Tags: alert, animals, better business bureau, bone, chew, choking, complaints, consumer, consumers, danger, death, dogs, fda, femur, food and drug administration, frick's quality meats, hazard, health, illness, investigation, missouri, news, pets, pig, real ham bone for dogs, recall, review, st. louis, treat
Gibson, the tallest dog in the world, according to the Guinness Book of World Records, died after a battle with bone cancer.
Standing 42.6 inches tall, the giant Great Dane passed away last Friday in California, the Sierra Sun reported.
“The harlequin great Dane who spent time on Oprah’s couch, hugged Paris Hilton, graced the set of “The Tonight Show with Jay Leno” and warmed the hearts of hundreds of Nevada County convalescent hospital patients, died Friday,” the newspaper reported in the dog’s obituary.
Born in 2002, Gibson weighed 180 pounds and measured 7 feet 1 inch when standing on his hind legs. He worked as a therapy and special needs training dog, visiting centers for the elderly and schools throughout the California area. He also served as mascot for a company that makes canine-friendly artifical turf.
Gaining world wide attention due to his huge frame he was diagnosed with bone cancer in his right front paw in April of this year; the leg was removed in May in a seven-hour operation aimed at preventing the cancer from spreading further.
After the surgery, Gibson received chemotherapy and was reported to be recovering. Last week, though, Sandy Hall, Gibson’s owner, learned that the cancer had spread to Gibson’s lungs and spine, at which point Gibson’s doctor stated that there was no other medical treatment that would save the dog.
“X-rays showed that the cancer had spread to his spine and his lungs. Ms. Hall made the very difficult decision based on her concern and love for Gibson to have him humanely euthanized,” said Dr. Peter Walsh, Gibson’s veterinarian.
“Gibson died peacefully in the loving arms of Ms. Hall,” he said.
Posted by jwoestendiek August 14th, 2009 under Muttsblog.

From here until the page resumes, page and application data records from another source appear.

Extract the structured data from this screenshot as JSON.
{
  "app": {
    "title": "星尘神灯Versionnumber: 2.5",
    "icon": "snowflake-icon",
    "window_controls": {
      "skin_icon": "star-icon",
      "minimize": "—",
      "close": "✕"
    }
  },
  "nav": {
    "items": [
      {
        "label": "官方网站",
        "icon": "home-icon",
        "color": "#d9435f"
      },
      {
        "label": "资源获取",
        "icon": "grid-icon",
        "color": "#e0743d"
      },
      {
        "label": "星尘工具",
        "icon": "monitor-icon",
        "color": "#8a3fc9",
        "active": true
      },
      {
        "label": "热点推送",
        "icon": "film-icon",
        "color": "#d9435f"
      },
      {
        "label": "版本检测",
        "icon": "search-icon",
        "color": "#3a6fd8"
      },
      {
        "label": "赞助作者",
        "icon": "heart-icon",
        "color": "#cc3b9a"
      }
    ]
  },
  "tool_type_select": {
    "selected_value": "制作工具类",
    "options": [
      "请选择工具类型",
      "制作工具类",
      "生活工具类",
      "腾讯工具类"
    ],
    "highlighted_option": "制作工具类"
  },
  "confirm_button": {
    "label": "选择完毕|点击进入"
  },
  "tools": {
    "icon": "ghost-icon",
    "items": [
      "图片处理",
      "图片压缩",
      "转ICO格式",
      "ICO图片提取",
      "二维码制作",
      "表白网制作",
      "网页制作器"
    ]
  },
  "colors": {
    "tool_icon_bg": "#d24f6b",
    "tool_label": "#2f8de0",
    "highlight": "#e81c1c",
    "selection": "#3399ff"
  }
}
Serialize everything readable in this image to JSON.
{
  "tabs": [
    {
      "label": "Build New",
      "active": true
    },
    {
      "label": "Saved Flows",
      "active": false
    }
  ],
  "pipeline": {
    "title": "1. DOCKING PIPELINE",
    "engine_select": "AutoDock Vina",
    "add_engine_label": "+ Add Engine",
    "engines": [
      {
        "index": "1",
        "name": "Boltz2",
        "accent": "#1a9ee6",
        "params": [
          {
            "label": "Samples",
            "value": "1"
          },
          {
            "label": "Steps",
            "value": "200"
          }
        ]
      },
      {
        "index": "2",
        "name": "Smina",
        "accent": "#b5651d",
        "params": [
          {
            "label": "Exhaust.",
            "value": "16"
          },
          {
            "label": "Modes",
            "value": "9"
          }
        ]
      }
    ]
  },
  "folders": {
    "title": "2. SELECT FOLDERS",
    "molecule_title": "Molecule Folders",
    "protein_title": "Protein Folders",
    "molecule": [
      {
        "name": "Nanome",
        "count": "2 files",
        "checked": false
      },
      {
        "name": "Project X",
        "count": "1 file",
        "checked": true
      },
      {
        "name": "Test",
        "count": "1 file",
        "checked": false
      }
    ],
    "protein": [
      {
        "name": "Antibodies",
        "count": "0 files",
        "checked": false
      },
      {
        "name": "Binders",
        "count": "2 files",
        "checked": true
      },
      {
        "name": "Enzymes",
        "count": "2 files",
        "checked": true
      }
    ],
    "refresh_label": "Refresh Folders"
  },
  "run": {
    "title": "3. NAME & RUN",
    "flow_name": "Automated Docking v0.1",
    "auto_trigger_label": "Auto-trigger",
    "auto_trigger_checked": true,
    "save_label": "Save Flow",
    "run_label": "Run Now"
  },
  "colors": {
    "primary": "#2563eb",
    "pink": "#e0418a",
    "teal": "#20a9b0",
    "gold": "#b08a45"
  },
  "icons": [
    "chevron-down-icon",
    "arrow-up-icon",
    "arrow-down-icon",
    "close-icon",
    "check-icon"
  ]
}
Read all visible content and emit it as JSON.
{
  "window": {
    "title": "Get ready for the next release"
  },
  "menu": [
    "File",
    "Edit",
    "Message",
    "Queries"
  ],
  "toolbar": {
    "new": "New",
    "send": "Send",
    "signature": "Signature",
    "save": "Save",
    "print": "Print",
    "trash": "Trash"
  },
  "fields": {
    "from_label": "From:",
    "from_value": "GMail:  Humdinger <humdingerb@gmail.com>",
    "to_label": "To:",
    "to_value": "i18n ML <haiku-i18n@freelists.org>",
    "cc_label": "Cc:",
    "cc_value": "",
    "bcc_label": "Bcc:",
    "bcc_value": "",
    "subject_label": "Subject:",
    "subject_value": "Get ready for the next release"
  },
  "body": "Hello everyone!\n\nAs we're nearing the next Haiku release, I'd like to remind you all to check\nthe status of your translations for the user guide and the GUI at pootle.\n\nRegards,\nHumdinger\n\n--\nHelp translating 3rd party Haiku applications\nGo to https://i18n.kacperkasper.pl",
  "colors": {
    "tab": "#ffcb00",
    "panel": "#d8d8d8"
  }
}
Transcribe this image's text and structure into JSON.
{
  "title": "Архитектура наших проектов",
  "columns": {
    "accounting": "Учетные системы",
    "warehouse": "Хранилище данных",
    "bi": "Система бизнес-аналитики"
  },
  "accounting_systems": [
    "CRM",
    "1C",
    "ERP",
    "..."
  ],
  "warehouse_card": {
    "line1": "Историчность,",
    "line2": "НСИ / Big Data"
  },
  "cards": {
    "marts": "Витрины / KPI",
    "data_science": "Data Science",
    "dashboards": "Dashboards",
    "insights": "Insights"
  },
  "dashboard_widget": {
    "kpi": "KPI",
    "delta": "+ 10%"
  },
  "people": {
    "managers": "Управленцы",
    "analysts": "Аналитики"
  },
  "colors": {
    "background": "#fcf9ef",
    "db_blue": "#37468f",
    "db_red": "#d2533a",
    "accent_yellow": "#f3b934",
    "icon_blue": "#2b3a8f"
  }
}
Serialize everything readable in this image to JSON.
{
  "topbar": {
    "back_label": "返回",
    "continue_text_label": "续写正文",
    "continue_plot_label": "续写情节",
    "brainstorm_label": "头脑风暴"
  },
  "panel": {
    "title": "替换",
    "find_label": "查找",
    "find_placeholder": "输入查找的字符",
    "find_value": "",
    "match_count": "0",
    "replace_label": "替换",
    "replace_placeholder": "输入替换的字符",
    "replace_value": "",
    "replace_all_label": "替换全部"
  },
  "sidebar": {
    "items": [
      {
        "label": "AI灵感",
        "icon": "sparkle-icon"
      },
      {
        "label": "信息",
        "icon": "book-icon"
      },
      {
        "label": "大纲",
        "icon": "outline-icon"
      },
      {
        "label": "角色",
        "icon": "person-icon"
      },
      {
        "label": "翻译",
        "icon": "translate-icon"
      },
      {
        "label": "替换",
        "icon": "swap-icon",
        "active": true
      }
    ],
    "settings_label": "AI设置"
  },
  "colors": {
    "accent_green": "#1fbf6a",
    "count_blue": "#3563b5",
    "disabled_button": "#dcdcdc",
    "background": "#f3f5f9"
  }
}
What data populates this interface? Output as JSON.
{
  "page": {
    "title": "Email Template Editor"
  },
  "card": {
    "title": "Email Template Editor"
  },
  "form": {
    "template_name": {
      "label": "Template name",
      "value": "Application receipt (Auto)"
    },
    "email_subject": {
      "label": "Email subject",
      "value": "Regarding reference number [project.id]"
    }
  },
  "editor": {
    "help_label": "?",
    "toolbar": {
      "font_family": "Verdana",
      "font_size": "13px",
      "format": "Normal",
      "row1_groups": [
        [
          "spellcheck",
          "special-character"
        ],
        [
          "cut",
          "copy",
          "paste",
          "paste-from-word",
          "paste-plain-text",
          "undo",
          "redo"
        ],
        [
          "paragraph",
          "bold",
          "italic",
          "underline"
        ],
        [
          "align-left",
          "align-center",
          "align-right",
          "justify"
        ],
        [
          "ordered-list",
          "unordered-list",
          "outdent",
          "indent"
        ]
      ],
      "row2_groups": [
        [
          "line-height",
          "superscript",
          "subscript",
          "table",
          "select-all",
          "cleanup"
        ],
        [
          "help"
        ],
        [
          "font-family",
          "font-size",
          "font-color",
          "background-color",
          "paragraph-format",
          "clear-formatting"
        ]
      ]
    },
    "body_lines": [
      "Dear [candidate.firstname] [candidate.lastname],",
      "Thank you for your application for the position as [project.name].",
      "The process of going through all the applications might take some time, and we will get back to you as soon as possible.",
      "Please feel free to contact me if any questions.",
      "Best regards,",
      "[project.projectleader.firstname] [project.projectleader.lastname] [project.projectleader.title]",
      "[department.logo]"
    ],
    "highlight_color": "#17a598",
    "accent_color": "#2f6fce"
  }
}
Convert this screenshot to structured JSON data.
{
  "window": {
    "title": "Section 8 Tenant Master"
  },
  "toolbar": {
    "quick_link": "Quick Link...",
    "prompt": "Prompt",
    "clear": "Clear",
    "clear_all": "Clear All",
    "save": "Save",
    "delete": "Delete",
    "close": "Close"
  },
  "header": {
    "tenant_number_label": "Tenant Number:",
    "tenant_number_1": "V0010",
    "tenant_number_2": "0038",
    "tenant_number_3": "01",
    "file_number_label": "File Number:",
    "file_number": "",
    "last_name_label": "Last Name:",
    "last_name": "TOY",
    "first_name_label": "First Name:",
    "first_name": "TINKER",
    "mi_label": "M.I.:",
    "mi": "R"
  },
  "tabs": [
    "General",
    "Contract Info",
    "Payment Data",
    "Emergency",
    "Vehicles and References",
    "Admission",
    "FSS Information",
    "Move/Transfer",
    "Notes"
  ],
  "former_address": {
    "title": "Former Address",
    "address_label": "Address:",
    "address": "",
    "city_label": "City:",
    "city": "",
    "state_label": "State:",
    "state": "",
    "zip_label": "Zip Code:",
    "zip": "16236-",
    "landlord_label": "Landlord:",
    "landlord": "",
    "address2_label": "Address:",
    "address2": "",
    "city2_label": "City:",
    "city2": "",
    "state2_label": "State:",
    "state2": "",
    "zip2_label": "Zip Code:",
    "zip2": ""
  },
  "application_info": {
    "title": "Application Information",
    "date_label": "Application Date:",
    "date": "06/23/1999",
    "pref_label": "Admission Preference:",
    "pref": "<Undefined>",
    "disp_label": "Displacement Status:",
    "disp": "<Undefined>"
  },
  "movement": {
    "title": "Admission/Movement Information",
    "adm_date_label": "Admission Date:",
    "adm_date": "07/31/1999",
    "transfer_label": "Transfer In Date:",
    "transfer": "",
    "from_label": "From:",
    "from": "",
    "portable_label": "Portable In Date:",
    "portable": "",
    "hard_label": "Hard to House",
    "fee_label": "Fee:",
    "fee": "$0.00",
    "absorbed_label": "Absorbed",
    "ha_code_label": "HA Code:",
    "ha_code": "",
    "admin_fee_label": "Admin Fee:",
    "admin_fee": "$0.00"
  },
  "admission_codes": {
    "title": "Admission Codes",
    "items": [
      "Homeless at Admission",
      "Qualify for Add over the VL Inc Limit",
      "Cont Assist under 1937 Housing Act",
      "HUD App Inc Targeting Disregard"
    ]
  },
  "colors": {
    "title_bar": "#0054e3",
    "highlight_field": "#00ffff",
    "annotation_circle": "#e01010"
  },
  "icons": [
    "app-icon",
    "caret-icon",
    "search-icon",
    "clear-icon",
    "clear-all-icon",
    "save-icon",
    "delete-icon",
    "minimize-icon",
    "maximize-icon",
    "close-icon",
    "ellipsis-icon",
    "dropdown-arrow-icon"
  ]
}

Tags: animals, bone, california, cancer, chemotherapy, disease, dogs, gibson, great dane, guiness, harlequin, health, pets, tallest, world records, world's tallest dog
A year ago, it was a struggle just to keep up on family walk. Now, with help from doctors at N.C. State University’s College of Veterinary Medicine and some state of the art technology, Cassidy has the ability to run again.
Since getting an implanted prosthesis in his leg in July, 6-year-old Cassidy has been back to the vet school several times to make sure the implant was fusing with the bone, making it stable enough to support what would eventually become Cassidy’s right hind leg. On Tuesday, doctors fitted Cassidy with a titanium leg complete with a running foot that will replace a temporary peg leg Cassidy has been wearing.
Steve Posovsky, Cassidy’s owner, said the dog’s artificial leg has gotten a lot of attention. “You can’t even walk down the street,” he said. “People take pictures of him, you get stopped constantly … ‘What is this, how did it happen? I’ve never seen it before. Can I take a picture with him?’ It’s non-stop.”
The new titanium prosthesis and its padded “foot” are designed to be more lifelike than typical artificial limbs, allowing Cassidy’s leg to bend naturally. A carbon fuse inside the prosthesis allows for rotation of the leg and guards against undue stress on the implant.
Doctors say the technology is moving in the right direction for eventual use in humans.
Posted by jwoestendiek March 11th, 2009 under Muttsblog.
Tags: animals, artificial limbs, bone, cassidy, dog, dogs, foot, fuse, implant, leg, medical, north carolina state university, pets, posovksy, prostheses, prosthesis, technology, three-legged, titanium, veterinarians, veterinary